> **Exercise objective**
Could you return every record below exactly as it is written?

(Records from a dataset)
● ● ● ● ●

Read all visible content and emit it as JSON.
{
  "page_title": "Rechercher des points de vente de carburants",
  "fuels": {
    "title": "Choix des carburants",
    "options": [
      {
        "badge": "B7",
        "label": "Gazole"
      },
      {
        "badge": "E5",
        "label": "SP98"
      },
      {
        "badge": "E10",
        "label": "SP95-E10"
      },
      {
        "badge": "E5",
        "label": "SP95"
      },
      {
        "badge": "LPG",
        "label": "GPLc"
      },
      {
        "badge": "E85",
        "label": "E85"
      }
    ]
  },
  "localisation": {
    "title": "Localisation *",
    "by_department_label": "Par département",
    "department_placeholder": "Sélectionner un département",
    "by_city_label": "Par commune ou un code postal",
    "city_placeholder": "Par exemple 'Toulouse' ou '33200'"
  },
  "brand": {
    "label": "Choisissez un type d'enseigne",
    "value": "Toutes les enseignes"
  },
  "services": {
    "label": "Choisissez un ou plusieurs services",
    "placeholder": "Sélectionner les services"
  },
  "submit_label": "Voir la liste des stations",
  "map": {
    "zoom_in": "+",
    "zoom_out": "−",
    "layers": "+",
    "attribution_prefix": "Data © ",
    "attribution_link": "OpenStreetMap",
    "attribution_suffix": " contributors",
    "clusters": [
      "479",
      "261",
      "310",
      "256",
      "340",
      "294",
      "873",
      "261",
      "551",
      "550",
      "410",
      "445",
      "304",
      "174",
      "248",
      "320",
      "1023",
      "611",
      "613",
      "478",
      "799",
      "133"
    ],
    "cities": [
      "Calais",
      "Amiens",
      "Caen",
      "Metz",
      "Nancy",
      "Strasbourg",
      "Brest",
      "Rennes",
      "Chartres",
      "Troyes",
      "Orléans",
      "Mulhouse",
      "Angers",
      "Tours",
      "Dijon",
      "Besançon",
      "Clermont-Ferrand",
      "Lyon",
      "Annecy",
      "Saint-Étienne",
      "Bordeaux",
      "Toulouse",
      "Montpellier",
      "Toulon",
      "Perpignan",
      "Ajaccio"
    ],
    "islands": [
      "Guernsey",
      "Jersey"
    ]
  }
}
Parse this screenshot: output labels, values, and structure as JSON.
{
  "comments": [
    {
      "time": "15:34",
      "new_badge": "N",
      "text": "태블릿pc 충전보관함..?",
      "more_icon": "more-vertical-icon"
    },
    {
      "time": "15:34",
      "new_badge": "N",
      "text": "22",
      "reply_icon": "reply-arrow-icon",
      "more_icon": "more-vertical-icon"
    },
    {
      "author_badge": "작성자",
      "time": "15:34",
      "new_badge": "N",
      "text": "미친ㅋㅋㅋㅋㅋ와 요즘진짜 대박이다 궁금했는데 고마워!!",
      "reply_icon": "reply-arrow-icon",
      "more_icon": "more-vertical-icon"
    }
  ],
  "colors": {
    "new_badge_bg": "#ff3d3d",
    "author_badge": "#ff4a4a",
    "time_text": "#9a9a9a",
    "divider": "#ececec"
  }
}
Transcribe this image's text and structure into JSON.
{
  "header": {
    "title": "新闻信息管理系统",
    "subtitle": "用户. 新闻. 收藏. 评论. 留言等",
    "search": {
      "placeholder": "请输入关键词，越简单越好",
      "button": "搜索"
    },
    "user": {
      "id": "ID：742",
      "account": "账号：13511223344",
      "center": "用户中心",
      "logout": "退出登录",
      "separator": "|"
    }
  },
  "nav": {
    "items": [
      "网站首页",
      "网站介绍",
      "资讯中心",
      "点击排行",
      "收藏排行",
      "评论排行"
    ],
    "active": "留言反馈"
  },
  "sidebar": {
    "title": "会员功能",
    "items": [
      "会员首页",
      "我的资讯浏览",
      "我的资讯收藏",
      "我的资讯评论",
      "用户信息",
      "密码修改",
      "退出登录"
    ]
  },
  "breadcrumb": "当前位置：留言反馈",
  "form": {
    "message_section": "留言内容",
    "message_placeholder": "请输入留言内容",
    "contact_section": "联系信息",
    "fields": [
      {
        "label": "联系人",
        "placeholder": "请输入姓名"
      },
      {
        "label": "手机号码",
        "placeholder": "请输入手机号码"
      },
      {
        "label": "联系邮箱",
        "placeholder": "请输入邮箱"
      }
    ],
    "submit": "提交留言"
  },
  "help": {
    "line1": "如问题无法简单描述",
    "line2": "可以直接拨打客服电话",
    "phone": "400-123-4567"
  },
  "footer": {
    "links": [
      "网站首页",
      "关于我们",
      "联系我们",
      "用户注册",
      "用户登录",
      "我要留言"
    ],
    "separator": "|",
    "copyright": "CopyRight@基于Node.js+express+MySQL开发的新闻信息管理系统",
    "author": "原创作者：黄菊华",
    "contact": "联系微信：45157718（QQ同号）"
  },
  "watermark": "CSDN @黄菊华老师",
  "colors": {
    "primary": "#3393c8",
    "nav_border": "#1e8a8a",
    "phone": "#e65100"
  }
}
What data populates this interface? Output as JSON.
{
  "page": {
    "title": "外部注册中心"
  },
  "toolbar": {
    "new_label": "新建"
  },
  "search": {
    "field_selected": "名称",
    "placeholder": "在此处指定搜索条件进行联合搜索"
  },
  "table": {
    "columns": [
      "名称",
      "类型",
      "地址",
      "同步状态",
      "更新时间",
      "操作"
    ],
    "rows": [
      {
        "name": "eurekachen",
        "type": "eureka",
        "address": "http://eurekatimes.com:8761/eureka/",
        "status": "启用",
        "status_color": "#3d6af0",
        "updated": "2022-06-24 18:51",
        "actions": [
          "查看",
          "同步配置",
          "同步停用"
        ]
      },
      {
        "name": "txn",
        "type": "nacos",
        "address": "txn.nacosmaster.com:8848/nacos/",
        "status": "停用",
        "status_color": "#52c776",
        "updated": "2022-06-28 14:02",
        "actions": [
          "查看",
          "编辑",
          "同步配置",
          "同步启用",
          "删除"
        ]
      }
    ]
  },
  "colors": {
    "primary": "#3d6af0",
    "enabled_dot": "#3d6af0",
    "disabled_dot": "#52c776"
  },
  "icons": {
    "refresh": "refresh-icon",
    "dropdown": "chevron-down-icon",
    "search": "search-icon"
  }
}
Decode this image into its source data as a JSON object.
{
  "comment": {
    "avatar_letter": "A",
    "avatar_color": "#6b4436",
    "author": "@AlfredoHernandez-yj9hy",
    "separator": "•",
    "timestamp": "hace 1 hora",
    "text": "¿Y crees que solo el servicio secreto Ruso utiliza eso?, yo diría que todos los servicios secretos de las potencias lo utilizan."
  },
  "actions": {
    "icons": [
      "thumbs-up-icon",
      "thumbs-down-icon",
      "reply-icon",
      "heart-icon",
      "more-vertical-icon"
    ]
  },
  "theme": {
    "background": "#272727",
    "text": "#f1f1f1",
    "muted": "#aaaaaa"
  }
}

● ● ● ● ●

> **Final answer**
Read all visible content and emit it as JSON.
{
  "page_title": "Rechercher des points de vente de carburants",
  "fuels": {
    "title": "Choix des carburants",
    "options": [
      {
        "badge": "B7",
        "label": "Gazole"
      },
      {
        "badge": "E5",
        "label": "SP98"
      },
      {
        "badge": "E10",
        "label": "SP95-E10"
      },
      {
        "badge": "E5",
        "label": "SP95"
      },
      {
        "badge": "LPG",
        "label": "GPLc"
      },
      {
        "badge": "E85",
        "label": "E85"
      }
    ]
  },
  "localisation": {
    "title": "Localisation *",
    "by_department_label": "Par département",
    "department_placeholder": "Sélectionner un département",
    "by_city_label": "Par commune ou un code postal",
    "city_placeholder": "Par exemple 'Toulouse' ou '33200'"
  },
  "brand": {
    "label": "Choisissez un type d'enseigne",
    "value": "Toutes les enseignes"
  },
  "services": {
    "label": "Choisissez un ou plusieurs services",
    "placeholder": "Sélectionner les services"
  },
  "submit_label": "Voir la liste des stations",
  "map": {
    "zoom_in": "+",
    "zoom_out": "−",
    "layers": "+",
    "attribution_prefix": "Data © ",
    "attribution_link": "OpenStreetMap",
    "attribution_suffix": " contributors",
    "clusters": [
      "479",
      "261",
      "310",
      "256",
      "340",
      "294",
      "873",
      "261",
      "551",
      "550",
      "410",
      "445",
      "304",
      "174",
      "248",
      "320",
      "1023",
      "611",
      "613",
      "478",
      "799",
      "133"
    ],
    "cities": [
      "Calais",
      "Amiens",
      "Caen",
      "Metz",
      "Nancy",
      "Strasbourg",
      "Brest",
      "Rennes",
      "Chartres",
      "Troyes",
      "Orléans",
      "Mulhouse",
      "Angers",
      "Tours",
      "Dijon",
      "Besançon",
      "Clermont-Ferrand",
      "Lyon",
      "Annecy",
      "Saint-Étienne",
      "Bordeaux",
      "Toulouse",
      "Montpellier",
      "Toulon",
      "Perpignan",
      "Ajaccio"
    ],
    "islands": [
      "Guernsey",
      "Jersey"
    ]
  }
}
Parse this screenshot: output labels, values, and structure as JSON.
{
  "comments": [
    {
      "time": "15:34",
      "new_badge": "N",
      "text": "태블릿pc 충전보관함..?",
      "more_icon": "more-vertical-icon"
    },
    {
      "time": "15:34",
      "new_badge": "N",
      "text": "22",
      "reply_icon": "reply-arrow-icon",
      "more_icon": "more-vertical-icon"
    },
    {
      "author_badge": "작성자",
      "time": "15:34",
      "new_badge": "N",
      "text": "미친ㅋㅋㅋㅋㅋ와 요즘진짜 대박이다 궁금했는데 고마워!!",
      "reply_icon": "reply-arrow-icon",
      "more_icon": "more-vertical-icon"
    }
  ],
  "colors": {
    "new_badge_bg": "#ff3d3d",
    "author_badge": "#ff4a4a",
    "time_text": "#9a9a9a",
    "divider": "#ececec"
  }
}
Transcribe this image's text and structure into JSON.
{
  "header": {
    "title": "新闻信息管理系统",
    "subtitle": "用户. 新闻. 收藏. 评论. 留言等",
    "search": {
      "placeholder": "请输入关键词，越简单越好",
      "button": "搜索"
    },
    "user": {
      "id": "ID：742",
      "account": "账号：13511223344",
      "center": "用户中心",
      "logout": "退出登录",
      "separator": "|"
    }
  },
  "nav": {
    "items": [
      "网站首页",
      "网站介绍",
      "资讯中心",
      "点击排行",
      "收藏排行",
      "评论排行"
    ],
    "active": "留言反馈"
  },
  "sidebar": {
    "title": "会员功能",
    "items": [
      "会员首页",
      "我的资讯浏览",
      "我的资讯收藏",
      "我的资讯评论",
      "用户信息",
      "密码修改",
      "退出登录"
    ]
  },
  "breadcrumb": "当前位置：留言反馈",
  "form": {
    "message_section": "留言内容",
    "message_placeholder": "请输入留言内容",
    "contact_section": "联系信息",
    "fields": [
      {
        "label": "联系人",
        "placeholder": "请输入姓名"
      },
      {
        "label": "手机号码",
        "placeholder": "请输入手机号码"
      },
      {
        "label": "联系邮箱",
        "placeholder": "请输入邮箱"
      }
    ],
    "submit": "提交留言"
  },
  "help": {
    "line1": "如问题无法简单描述",
    "line2": "可以直接拨打客服电话",
    "phone": "400-123-4567"
  },
  "footer": {
    "links": [
      "网站首页",
      "关于我们",
      "联系我们",
      "用户注册",
      "用户登录",
      "我要留言"
    ],
    "separator": "|",
    "copyright": "CopyRight@基于Node.js+express+MySQL开发的新闻信息管理系统",
    "author": "原创作者：黄菊华",
    "contact": "联系微信：45157718（QQ同号）"
  },
  "watermark": "CSDN @黄菊华老师",
  "colors": {
    "primary": "#3393c8",
    "nav_border": "#1e8a8a",
    "phone": "#e65100"
  }
}
What data populates this interface? Output as JSON.
{
  "page": {
    "title": "外部注册中心"
  },
  "toolbar": {
    "new_label": "新建"
  },
  "search": {
    "field_selected": "名称",
    "placeholder": "在此处指定搜索条件进行联合搜索"
  },
  "table": {
    "columns": [
      "名称",
      "类型",
      "地址",
      "同步状态",
      "更新时间",
      "操作"
    ],
    "rows": [
      {
        "name": "eurekachen",
        "type": "eureka",
        "address": "http://eurekatimes.com:8761/eureka/",
        "status": "启用",
        "status_color": "#3d6af0",
        "updated": "2022-06-24 18:51",
        "actions": [
          "查看",
          "同步配置",
          "同步停用"
        ]
      },
      {
        "name": "txn",
        "type": "nacos",
        "address": "txn.nacosmaster.com:8848/nacos/",
        "status": "停用",
        "status_color": "#52c776",
        "updated": "2022-06-28 14:02",
        "actions": [
          "查看",
          "编辑",
          "同步配置",
          "同步启用",
          "删除"
        ]
      }
    ]
  },
  "colors": {
    "primary": "#3d6af0",
    "enabled_dot": "#3d6af0",
    "disabled_dot": "#52c776"
  },
  "icons": {
    "refresh": "refresh-icon",
    "dropdown": "chevron-down-icon",
    "search": "search-icon"
  }
}
Decode this image into its source data as a JSON object.
{
  "comment": {
    "avatar_letter": "A",
    "avatar_color": "#6b4436",
    "author": "@AlfredoHernandez-yj9hy",
    "separator": "•",
    "timestamp": "hace 1 hora",
    "text": "¿Y crees que solo el servicio secreto Ruso utiliza eso?, yo diría que todos los servicios secretos de las potencias lo utilizan."
  },
  "actions": {
    "icons": [
      "thumbs-up-icon",
      "thumbs-down-icon",
      "reply-icon",
      "heart-icon",
      "more-vertical-icon"
    ]
  },
  "theme": {
    "background": "#272727",
    "text": "#f1f1f1",
    "muted": "#aaaaaa"
  }
}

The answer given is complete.